“There’s no perfect relationship between Facebook fans and the vote, but what’s important is the trend and direction — are you making progress, are you moving up? It’s a very useful barometer,” he said.

The campaign is keeping track of impressions and engagement across a range of social media platforms — including the campaign website, Facebook, Twitter and Instagram — but Facebook is what’s most important at this stage, Hill said.

“Our key focus right now, more than anything else, is Facebook. Facebook is probably the best medium for reaching primary voters, and particularly women primary voters,” he said.

Hill said the vast majority of the Mitchell campaign’s Facebook fans are Colorado residents, citing a report generated by a digital media firm. (That level of detail isn’t publicly available for Facebook pages.)

“These are hard numbers you’re getting on a regular basis. There’s a scoreboard every week. We see how we’re doing and how our opponents are doing, so there’s accountability.”

Among the declared and likely Republican gubernatorial candidates, Stapleton comes in second according to the metric Mitchell is touting, with 9,369 “likes,” followed by Robinson’s 4,023. Prosecutor George Brauchler is running fourth, with 3,044, Loveland retiree JoAnne Silva has 113 “likes,” and Larimer County Commissioner Lew Gaiter III trails with 43.

The figures for the candidate’s campaign or politician pages were current late Friday afternoon.

Former state Sen. Mike Johnston leads the Democrats using the Facebook fan measure with 9,730 “likes,” followed by U.S. Rep. Ed Perlmutter with 4,811, former State Treasurer Cary Kennedy’s 1,924, and businessman Noel Ginsburg with 442. U.S. Rep. Jared Polis, who has said he’s weighing whether to get in the race, however, outpaces all the rest, with his congressional candidacy’s page counting 12,395.

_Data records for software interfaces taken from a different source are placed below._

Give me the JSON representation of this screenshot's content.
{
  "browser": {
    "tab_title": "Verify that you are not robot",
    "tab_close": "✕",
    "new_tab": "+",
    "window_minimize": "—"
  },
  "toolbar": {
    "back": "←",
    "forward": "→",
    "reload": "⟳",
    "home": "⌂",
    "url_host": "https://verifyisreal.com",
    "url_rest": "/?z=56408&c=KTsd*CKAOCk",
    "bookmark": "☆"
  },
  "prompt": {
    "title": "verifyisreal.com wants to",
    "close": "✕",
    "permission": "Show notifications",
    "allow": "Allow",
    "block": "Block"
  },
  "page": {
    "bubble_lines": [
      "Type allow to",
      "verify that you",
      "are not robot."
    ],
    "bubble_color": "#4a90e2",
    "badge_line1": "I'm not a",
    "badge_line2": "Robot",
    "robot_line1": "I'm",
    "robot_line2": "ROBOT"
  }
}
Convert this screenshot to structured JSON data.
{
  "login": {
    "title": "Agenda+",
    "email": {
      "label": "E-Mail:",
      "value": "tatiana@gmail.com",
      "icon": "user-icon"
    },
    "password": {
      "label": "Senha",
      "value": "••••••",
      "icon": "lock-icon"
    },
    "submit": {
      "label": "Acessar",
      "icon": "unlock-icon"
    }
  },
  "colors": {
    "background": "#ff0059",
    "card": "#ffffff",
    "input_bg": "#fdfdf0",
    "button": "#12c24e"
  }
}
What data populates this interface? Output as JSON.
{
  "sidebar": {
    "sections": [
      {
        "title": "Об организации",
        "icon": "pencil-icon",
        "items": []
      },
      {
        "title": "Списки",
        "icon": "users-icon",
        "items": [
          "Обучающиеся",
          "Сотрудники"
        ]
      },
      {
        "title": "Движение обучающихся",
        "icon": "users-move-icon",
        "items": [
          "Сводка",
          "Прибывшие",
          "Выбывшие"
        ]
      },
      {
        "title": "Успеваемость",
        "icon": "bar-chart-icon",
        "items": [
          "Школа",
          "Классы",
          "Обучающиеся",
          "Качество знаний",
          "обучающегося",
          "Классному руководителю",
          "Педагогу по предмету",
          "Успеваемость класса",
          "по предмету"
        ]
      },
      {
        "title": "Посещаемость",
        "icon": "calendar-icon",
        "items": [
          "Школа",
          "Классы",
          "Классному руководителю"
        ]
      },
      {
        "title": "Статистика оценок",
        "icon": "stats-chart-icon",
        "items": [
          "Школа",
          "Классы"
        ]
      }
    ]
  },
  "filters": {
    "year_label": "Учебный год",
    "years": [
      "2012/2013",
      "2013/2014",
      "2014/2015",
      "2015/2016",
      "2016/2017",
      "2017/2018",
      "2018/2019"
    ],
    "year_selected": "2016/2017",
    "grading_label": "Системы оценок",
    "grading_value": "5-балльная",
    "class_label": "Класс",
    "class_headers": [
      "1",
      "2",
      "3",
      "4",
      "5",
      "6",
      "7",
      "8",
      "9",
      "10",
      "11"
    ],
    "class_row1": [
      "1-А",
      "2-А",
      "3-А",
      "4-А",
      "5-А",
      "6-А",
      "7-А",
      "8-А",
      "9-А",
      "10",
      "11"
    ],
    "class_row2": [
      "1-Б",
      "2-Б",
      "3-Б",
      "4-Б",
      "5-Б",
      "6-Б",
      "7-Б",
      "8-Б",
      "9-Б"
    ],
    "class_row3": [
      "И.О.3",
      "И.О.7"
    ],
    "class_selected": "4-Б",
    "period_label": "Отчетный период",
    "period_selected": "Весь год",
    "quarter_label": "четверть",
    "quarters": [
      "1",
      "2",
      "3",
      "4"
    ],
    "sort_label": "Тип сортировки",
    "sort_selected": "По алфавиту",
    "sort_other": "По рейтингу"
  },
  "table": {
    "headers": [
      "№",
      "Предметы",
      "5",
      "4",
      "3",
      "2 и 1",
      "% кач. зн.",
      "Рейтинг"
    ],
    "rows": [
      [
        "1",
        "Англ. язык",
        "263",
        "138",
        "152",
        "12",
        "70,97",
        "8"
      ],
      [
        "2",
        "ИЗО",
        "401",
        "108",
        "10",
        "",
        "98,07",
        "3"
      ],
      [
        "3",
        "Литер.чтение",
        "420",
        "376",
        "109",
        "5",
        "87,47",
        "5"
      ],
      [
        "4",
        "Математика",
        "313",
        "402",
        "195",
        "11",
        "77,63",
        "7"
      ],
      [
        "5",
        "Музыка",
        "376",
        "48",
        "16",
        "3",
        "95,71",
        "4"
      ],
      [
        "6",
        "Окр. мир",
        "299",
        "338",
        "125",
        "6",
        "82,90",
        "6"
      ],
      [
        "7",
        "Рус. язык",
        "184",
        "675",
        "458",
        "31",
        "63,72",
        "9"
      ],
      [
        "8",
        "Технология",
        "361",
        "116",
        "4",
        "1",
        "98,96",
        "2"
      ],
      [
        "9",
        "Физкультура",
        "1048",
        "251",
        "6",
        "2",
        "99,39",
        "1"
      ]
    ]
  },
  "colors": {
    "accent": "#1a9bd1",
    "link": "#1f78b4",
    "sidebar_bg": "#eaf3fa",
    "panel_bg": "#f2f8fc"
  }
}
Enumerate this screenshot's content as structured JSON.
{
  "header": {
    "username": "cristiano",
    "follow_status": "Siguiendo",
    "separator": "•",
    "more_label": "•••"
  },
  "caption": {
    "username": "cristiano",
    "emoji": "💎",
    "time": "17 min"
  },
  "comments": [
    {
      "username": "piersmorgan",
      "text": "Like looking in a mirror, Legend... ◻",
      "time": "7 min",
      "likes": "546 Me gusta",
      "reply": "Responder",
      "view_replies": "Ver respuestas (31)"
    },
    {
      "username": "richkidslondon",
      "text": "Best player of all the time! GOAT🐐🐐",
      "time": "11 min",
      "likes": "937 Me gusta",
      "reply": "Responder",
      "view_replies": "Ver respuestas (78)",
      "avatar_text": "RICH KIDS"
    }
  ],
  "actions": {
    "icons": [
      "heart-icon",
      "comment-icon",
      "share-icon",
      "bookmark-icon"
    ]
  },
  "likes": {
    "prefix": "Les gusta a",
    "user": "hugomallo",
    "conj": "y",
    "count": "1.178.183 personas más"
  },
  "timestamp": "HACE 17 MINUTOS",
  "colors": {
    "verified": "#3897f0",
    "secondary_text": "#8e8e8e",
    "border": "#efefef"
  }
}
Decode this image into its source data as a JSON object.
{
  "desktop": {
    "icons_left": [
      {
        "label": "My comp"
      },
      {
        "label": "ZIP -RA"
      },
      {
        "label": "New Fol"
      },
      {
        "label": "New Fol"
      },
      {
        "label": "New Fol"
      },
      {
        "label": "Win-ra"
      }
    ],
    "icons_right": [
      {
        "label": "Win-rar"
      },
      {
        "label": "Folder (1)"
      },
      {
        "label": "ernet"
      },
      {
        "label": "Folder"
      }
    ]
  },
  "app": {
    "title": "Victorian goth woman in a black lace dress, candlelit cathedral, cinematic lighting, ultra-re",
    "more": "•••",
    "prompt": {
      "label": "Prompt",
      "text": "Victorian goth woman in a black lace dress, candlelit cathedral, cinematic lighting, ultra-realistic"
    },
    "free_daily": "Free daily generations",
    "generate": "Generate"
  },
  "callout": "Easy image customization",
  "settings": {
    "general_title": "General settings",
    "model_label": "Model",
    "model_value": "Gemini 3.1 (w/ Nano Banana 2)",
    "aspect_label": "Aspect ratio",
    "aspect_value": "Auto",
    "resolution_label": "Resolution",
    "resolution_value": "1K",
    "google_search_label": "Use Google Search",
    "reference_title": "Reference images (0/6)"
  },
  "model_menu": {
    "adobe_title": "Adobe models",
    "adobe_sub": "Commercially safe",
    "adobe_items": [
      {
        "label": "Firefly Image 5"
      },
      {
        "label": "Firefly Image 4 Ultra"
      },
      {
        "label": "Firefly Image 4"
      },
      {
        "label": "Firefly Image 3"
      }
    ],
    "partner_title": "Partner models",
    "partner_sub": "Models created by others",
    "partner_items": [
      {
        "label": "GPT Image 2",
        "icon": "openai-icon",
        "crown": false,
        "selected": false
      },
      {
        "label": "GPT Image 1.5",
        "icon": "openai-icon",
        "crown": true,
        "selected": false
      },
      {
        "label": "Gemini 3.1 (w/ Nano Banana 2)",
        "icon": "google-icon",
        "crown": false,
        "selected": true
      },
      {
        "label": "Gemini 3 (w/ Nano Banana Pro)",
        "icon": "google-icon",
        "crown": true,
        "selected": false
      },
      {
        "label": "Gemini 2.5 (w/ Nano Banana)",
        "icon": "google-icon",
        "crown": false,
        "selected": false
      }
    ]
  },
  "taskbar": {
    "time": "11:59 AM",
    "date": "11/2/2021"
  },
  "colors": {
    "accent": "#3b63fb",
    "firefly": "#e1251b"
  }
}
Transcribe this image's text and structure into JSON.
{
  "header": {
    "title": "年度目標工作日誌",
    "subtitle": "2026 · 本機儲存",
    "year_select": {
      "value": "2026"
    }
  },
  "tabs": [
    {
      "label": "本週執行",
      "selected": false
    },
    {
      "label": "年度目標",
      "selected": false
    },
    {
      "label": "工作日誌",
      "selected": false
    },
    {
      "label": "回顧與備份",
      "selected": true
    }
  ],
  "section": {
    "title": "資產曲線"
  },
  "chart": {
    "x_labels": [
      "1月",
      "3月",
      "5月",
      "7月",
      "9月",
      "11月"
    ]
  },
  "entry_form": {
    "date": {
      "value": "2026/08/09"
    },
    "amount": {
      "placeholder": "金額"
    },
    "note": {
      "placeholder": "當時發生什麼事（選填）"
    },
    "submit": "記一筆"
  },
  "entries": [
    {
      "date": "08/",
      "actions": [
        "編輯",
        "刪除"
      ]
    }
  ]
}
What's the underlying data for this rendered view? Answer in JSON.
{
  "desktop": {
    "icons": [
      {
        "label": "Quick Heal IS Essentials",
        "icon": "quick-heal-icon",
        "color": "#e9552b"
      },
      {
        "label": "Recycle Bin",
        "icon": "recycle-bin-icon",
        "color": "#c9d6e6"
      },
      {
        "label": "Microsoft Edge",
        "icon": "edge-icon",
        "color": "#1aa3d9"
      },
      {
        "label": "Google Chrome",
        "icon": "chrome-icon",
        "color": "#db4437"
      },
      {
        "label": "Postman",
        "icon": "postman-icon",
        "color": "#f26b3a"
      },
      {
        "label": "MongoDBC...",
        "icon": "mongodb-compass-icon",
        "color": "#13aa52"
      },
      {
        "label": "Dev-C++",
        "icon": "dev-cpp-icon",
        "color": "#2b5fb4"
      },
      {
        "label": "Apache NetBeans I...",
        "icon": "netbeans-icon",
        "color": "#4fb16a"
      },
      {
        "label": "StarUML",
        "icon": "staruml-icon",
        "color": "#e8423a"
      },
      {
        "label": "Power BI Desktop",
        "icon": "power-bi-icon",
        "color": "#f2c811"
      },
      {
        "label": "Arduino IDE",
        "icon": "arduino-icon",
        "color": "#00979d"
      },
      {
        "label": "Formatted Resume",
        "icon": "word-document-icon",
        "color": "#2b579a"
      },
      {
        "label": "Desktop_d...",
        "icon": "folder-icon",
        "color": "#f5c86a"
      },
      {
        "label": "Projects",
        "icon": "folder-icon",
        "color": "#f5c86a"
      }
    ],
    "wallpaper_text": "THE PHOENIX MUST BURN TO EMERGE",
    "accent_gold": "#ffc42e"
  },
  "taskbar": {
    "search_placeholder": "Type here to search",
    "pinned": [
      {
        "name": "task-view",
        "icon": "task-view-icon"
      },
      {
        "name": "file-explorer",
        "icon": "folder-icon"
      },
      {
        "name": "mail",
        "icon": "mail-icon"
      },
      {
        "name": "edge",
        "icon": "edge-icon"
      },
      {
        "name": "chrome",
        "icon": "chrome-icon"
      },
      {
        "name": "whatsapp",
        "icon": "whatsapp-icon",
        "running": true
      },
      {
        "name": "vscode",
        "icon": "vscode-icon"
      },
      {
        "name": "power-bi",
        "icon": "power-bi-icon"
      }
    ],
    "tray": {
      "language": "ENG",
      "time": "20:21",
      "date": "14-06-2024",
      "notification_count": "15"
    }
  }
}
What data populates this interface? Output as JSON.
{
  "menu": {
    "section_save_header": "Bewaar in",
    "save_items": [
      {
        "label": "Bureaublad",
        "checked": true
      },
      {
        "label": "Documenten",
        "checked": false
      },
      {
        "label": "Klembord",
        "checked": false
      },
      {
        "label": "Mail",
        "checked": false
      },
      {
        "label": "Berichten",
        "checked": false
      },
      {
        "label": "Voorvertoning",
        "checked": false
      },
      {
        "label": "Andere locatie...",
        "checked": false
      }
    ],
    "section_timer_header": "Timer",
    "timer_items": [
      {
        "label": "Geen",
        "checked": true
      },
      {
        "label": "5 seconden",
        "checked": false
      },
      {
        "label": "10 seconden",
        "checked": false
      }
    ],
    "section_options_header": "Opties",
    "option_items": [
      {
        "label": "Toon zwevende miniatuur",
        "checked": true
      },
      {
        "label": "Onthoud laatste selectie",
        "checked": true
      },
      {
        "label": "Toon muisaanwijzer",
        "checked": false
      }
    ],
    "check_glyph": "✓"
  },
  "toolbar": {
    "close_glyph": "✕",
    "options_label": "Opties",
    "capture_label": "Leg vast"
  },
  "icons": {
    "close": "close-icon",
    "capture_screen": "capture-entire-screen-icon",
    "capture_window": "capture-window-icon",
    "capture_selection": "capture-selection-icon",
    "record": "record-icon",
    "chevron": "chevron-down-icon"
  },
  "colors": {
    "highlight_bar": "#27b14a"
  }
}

Ernest Luning

Ernest Luning

Ernest Luning is a political correspondent for Colorado Politics. He has covered politics and government for newspapers and online news sites in Colorado for more than 25 years, including at the Highlands Ranch Herald, the Jefferson Sentinels chain of community newspapers and the Aurora Sentinel, where he was the city hall and cops reporter. After editing the Aurora Daily Sun, he was a political reporter and blogger for The Colorado Independent site. For nearly a decade, he was a senior political reporter and occasional editor at The Colorado Statesman before the 119-year-old publication merged with Colorado Politics in 2017.